The door to the auditorium was locked, and the class had already begun. Right by the door surrounded by a sea of confused Berkeley students, Tesla co-founder Marc Tarpenning leaned against the wall and chatted as they all waited for a janitor to open the door.
Tarpenning was back in his alma mater (and mine, full disclosure) two weeks ago to give a talk at the How to Build The Future DeCal, where students run and facilitate classes. In front of over 100 student entrepreneurs hoping to become the next Tesla, Tarpenning dished out his experience starting Tesla and answering questions.
There are dozens of DeCal classes at UC Berkeley every semester, and dozens more classes in the Bay Area focused on entrepreneurship. The How to Build The Future stands out for just how many A-list Silicon Valley celebrities come to talk and teach on behalf of the class.
And the best part is that the classes are free for anyone to audit (although space is limited) and the DeCal puts up videos and notes for students and the general public (albeit they are a bit slow on uploading them in time) at thefuture.build.
Berkeley is coming off its spring break, and so far the speakers have primarily been founders of startups that even the most tech-phobic San Franciscans may have heard of, like Jason Wang of Caviar, Tarpenning of Tesla and Jack McCauley of Oculus. Most of the founders are graduates of Berkeley, which adds a public school ethos to this DeCal.
In the next month, the DeCal has prominent venture capitalists like Josh Elman of Greylock Partners, and Vinod Khosla — famous outside tech circles as that billionaire fighting public access at Martins Beach by Half Moon Bay. They aren’t Mark Zuckerberg or Musk, but these speakers are critical figures who have shaped a large part of Silicon Valley as we know it.
Until this DeCal, A-list entrepreneurial classes in Silicon Valley have been reserved for private settings, whether it be at a private tech convention or a closed-setting class at Stanford. This DeCal democratizes the know-how to students and non-students alike. “When we came on campus, this was the class we very much wanted to take,” said freshman Jimmy Liu, who is one of the five student organizers.
When I graduated in Berkeley in 2014, the startup scene in Berkeley was just beginning to bloom, with campus accelerators starting to encourage students to pursue their own startup idea. Now, a quick look around the campus shows how much it has grown. For example, the old Copy Central building right across from campus has been turned into a Berkeley-centric venture capital fund called The House Fund.
With new centers and programs for entrepreneurship, Berkeley is trying to keep up with Stanford as the premier Silicon Valley talent pipeline. Considering its geography, being right across the Bay, it makes sense. But should a public university like Berkeley even encourage entrepreneurship, considering the moral and ethical questions many raised about Silicon Valley?

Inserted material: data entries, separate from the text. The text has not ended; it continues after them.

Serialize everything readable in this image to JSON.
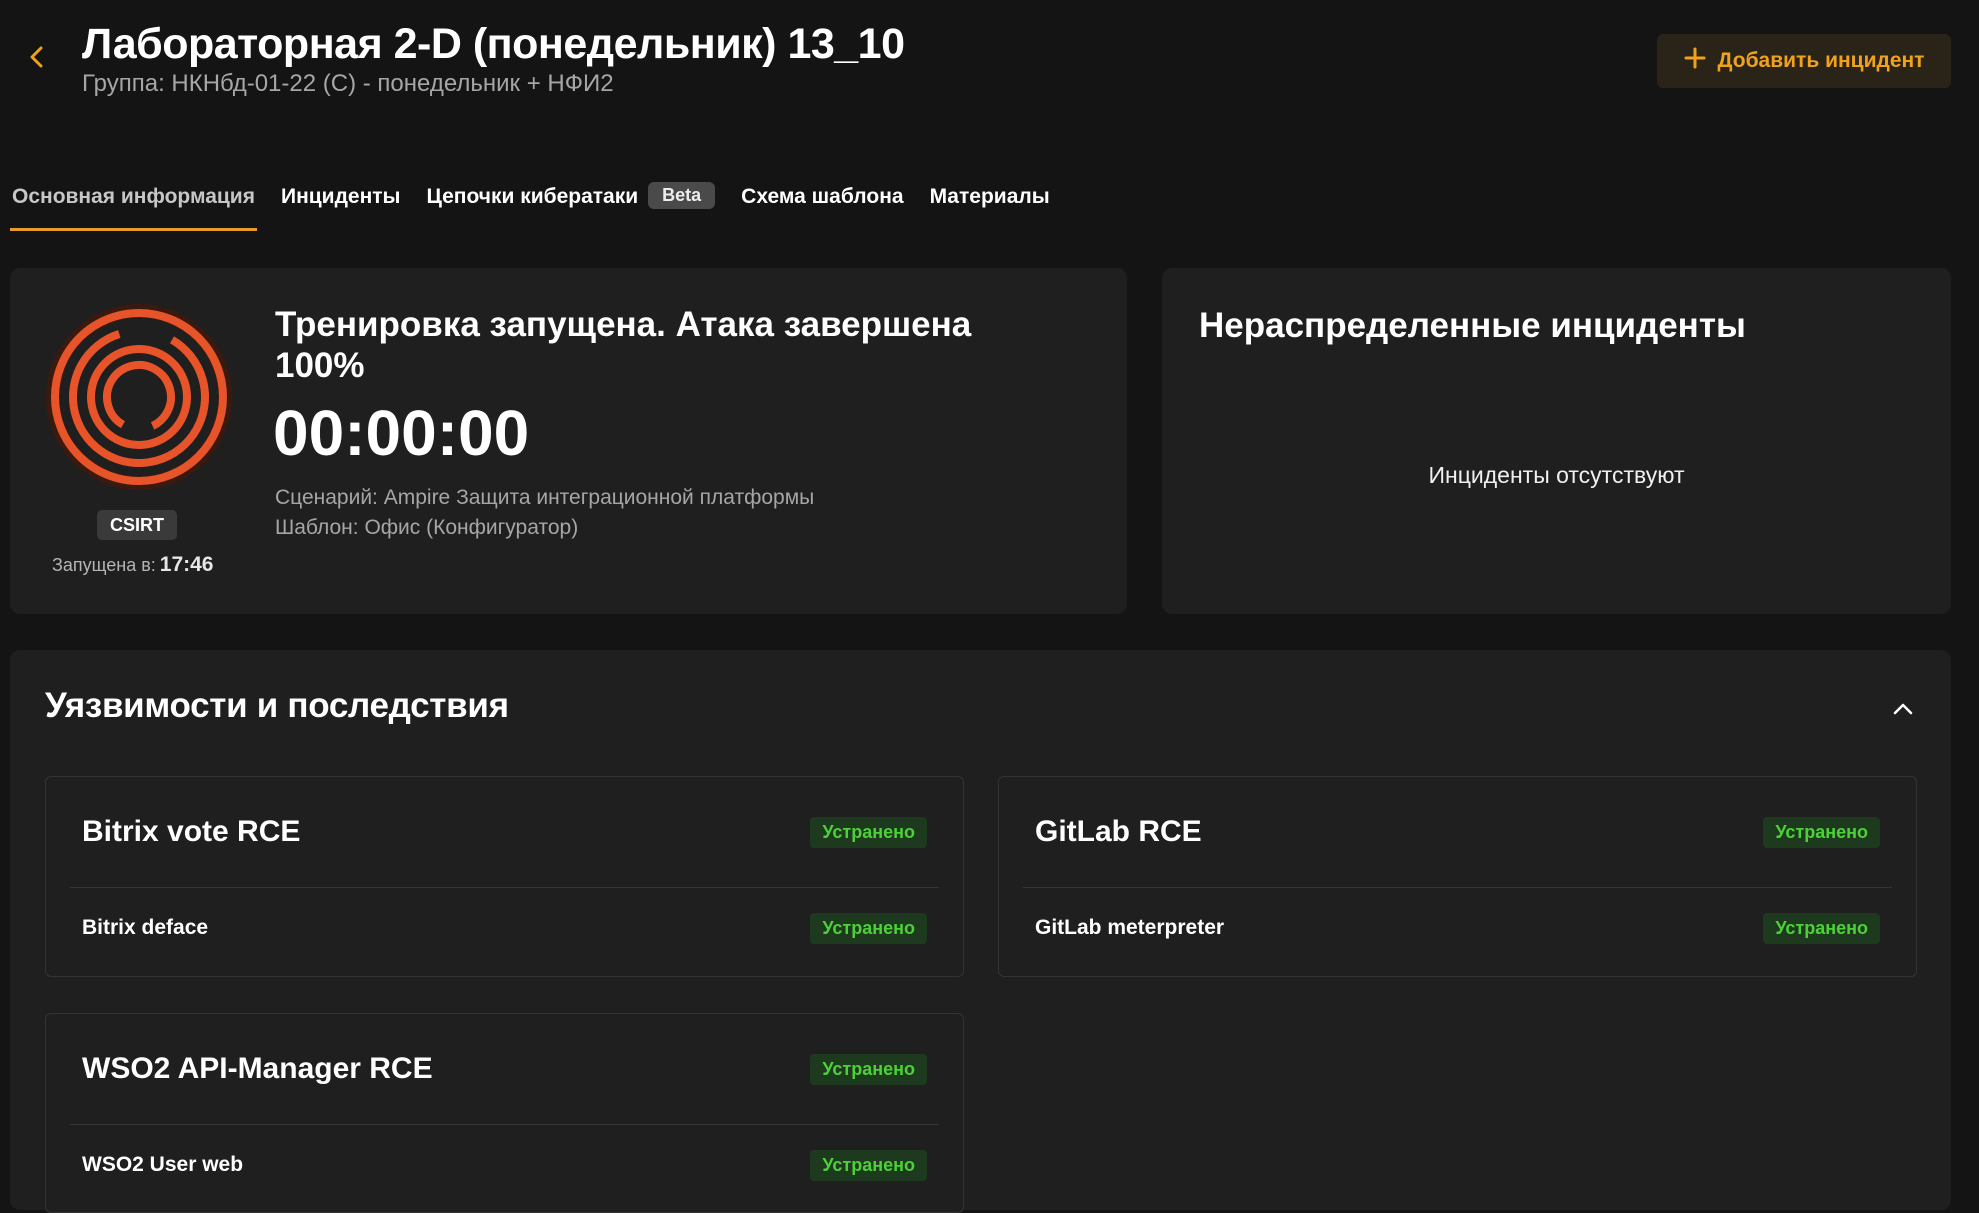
{
  "header": {
    "title": "Лабораторная 2-D (понедельник) 13_10",
    "subtitle": "Группа: НКНбд-01-22 (С) - понедельник + НФИ2",
    "add_incident_label": "Добавить инцидент",
    "back_icon": "chevron-left-icon",
    "accent_color": "#f0a21c"
  },
  "tabs": [
    {
      "label": "Основная информация",
      "active": true
    },
    {
      "label": "Инциденты"
    },
    {
      "label": "Цепочки кибератаки",
      "badge": "Beta"
    },
    {
      "label": "Схема шаблона"
    },
    {
      "label": "Материалы"
    }
  ],
  "status": {
    "team_badge": "CSIRT",
    "started_label": "Запущена в:",
    "started_time": "17:46",
    "title": "Тренировка запущена. Атака завершена 100%",
    "timer": "00:00:00",
    "scenario": "Сценарий: Ampire Защита интеграционной платформы",
    "template": "Шаблон: Офис (Конфигуратор)"
  },
  "unassigned": {
    "title": "Нераспределенные инциденты",
    "empty_text": "Инциденты отсутствуют"
  },
  "vulnerabilities": {
    "title": "Уязвимости и последствия",
    "groups": [
      {
        "name": "Bitrix vote RCE",
        "status": "Устранено",
        "consequences": [
          {
            "name": "Bitrix deface",
            "status": "Устранено"
          }
        ]
      },
      {
        "name": "GitLab RCE",
        "status": "Устранено",
        "consequences": [
          {
            "name": "GitLab meterpreter",
            "status": "Устранено"
          }
        ]
      },
      {
        "name": "WSO2 API-Manager RCE",
        "status": "Устранено",
        "consequences": [
          {
            "name": "WSO2 User web",
            "status": "Устранено"
          }
        ]
      }
    ]
  }
}
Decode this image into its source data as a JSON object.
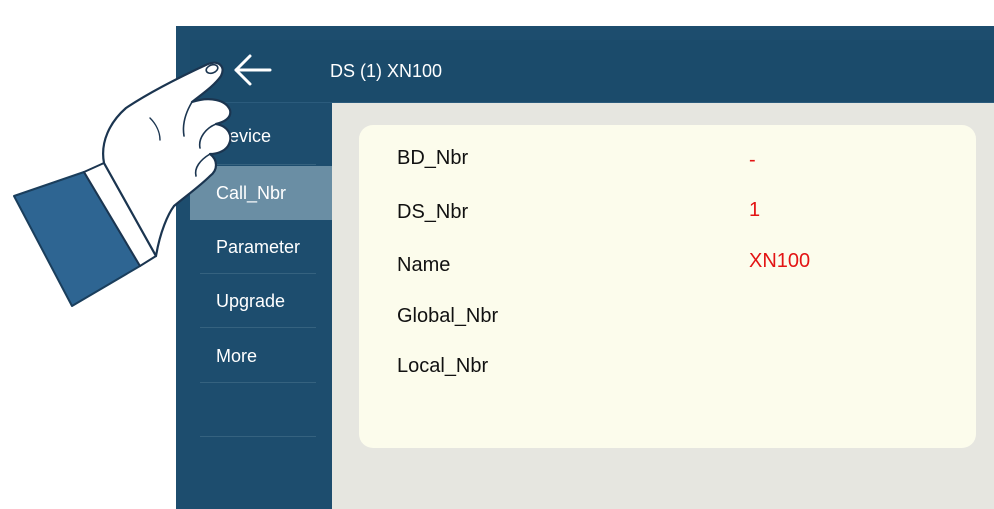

Perhaps I’m putting too much pressure on five kids trying to create something cool. But one encouraging fact I found when speaking to Liu and fellow organizer Zuhayeer Musa was that they were intent on promoting diversity in who takes their class. Despite an overwhelmingly male percentage, 30 percent of students in the DeCal are women and a variety of non-STEM majors are represented in the class.
The DeCal is going to continue and grow, the student organizers assure me. Their top guy to book next semester? Y Combinator founder Sam Altman — a Stanford alumnus.
I attended a panel about the balance of power between journalism and tech platforms last week. Considering Facebook and Google siphons the lion’s share of advertising revenue from publishers, I hoped we would be able to call out the platforms for its role in atrophying the journalism industry at the event.
I was wrong. As the Facebook vice president in the panel served up one platitude after another, the journalism professors and editors on the panel offered little pushback or good ideas. As a young journalist trying to float above this sinking ship, it was one of the most depressing things I’ve seen in relation to my career.
Two of the solutions offered were Facebook providing more platforms for outlets to better advertise their subscriptions or donations and having platforms donate $100 million for investigative journalism across all 50 state capitols.
But here’s the thing: Facebook is now the dealer in a drug crisis, offering crap (Instant Articles, fake news) at an extortionate price. These solutions are like asking the drug dealer to build drug addiction clinics as they sell more drugs. In a buyer-seller market quite like this, there is no balance of power to discuss.
The Nexus covers the intersection of technology, business and culture in San Francisco and beyond. Write to Seung at email@example.com.